After losing so much weight in her first days and then plateauing, Laurel is now gaining weight quickly, which makes us happy (although our arms are more tired from holding her; we’ll get stronger). She’s learned to smile although she only does it kind of randomly, and one side is always bigger than the other. Sometimes when she does it she also says something like “ah!”, which is very disarming. She’s also dangerously close to learning how to reliably get her own fingers in her mouth, which is nice because we’ve kept our fingernails religiously short this past month so our fingers can serve as pacifiers at a moment’s notice.

We’ve had one “reunion” with a group of parents who were due in early 2009 and delivered with our midwives — it was great to see everyone (and their babies!). The other reunion, with our birth class, won’t happen until early June, when Laurel (one of the youngest babies in the group) will be 3 months.

In addition to family, we’ve had several friends over to visit and meet her, and everyone has been charmed. And we’ve been able to get out of the house with her a couple of times for non-doctor-y things, including a “new parents” group yesterday, which involved a roomful of nursing moms and young babies who were alternately playing, sleeping, or fussing. It was chaotic, but nice to see some more moms I’d gestated alongside.

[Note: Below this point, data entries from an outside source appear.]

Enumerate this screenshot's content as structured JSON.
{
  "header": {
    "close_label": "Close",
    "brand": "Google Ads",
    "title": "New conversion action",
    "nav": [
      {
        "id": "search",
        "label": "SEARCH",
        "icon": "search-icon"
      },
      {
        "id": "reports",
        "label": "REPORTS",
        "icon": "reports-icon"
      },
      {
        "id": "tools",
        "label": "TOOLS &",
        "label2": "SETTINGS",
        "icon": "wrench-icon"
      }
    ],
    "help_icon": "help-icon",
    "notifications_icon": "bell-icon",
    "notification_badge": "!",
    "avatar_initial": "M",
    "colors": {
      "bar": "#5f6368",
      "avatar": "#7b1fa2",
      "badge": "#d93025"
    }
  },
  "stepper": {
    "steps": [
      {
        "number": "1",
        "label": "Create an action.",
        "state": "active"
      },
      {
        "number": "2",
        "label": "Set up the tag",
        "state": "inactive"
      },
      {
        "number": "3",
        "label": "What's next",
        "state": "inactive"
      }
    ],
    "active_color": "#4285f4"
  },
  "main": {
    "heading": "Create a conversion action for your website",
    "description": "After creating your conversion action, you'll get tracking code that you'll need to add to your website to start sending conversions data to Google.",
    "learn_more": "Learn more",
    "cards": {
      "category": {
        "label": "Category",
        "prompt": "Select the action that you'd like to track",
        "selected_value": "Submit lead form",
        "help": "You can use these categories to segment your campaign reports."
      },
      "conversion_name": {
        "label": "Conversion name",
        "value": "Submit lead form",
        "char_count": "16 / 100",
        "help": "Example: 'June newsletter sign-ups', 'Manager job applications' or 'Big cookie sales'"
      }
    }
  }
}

Really, we’re just spending most of our time getting to know her, and getting to know ourselves as parents, and trying to get the hang of everything. Certainly we’re much more confident than we were a month ago. And we’re looking forward to the months — and years — to come.

— Beth